By the time we got to Pam’s, I was a nervous wreck. Dick managed to drive in that crap without knowing where he was going and crossing three or four lanes in this direction or that. I just kept trying not to scream. I watched the red and yellow lines on the Garmin and was immensely relieved when they all went away.

To add to the delight of the urban drive time, just north of Phoenix it started to rain. It would sprinkle and then rain and then pour for ninety seconds and then rain and then sprinkle and then rain and then stop and then rain some more. There was no set speed that was correct for the windshield wipers, either. It was just not a nice drive. But then, at the very end, we got a rainbow. I guess that was supposed to make up for the rest of it.

We got home (around 4.30) and Pam had a turkey breast in the Crockpot. When we were ready to eat, we fleshed that out with some sides. It was delicious and didn’t have us in another damn restaurant. I’m not the biggest fan of dining out and doing so for meal after meal for days has been exhausting. I would rather just cook. For me, it is easier and far less time consuming. And usually tastes better.

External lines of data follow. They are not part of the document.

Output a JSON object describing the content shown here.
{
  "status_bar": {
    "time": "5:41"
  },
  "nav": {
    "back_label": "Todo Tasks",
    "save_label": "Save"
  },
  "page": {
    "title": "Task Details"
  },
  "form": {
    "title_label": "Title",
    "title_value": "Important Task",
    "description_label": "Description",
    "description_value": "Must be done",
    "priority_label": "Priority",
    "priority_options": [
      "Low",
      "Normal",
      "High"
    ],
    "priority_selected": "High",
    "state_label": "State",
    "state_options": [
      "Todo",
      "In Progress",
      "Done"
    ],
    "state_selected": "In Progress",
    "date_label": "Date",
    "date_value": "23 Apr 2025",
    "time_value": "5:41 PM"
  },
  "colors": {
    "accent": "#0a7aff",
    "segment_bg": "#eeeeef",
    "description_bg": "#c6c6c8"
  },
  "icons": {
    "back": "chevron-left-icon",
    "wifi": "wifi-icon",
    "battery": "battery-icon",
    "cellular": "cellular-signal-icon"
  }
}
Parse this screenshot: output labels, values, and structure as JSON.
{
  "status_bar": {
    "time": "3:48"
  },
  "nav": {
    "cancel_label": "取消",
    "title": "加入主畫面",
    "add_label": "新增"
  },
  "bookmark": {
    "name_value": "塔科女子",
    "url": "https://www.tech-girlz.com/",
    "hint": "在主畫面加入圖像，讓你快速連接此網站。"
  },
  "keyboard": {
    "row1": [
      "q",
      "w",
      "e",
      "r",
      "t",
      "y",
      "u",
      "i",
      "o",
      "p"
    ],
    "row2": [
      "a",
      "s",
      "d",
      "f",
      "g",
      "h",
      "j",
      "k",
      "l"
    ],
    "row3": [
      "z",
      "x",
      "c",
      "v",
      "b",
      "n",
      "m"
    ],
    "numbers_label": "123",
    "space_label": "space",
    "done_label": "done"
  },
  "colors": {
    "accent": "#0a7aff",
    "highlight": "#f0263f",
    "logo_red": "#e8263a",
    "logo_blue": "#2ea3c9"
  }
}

We sat around and relaxed. Pam and I crocheted. Dick did not. We talked and laughed and then finally all tumbled off to bed. And so went another day of vacation.